[Work instruction] Search the entries for the word "显示语言". Copy every line where it turns up.

────────────────

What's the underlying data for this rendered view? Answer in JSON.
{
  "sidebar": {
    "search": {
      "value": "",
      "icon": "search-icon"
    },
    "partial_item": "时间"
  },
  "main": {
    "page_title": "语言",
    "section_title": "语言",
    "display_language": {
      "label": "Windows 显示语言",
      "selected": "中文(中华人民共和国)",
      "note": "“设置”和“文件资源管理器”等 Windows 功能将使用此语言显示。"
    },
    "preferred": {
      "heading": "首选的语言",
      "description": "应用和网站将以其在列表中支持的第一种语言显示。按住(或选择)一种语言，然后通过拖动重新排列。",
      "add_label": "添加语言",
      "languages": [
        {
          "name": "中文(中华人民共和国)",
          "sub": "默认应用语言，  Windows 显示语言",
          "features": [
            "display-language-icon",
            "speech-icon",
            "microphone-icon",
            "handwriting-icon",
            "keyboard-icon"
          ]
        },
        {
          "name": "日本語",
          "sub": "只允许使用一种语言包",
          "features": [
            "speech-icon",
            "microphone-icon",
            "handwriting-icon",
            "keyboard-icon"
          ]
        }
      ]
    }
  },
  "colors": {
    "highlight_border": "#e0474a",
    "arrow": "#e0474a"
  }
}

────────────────

[Written solution]
      "label": "Windows 显示语言",
          "sub": "默认应用语言，  Windows 显示语言",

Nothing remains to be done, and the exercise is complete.